=== What is being asked ===
Below are records; how many of their lines contain "chevron"? Reply with the number and no other words.

[Start of section]

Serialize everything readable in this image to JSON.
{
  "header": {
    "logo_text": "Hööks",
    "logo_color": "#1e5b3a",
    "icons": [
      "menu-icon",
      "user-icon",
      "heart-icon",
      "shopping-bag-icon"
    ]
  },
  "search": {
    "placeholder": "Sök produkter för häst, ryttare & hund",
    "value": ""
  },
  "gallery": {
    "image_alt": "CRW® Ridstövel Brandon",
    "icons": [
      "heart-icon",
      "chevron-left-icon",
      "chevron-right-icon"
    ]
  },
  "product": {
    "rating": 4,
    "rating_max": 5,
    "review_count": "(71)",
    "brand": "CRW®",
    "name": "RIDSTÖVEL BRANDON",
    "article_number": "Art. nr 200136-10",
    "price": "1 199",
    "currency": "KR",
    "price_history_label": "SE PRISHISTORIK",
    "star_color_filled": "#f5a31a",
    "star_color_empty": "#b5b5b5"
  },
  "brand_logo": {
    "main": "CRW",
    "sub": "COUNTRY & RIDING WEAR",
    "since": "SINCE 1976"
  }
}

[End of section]

=== Solution to this problem ===
2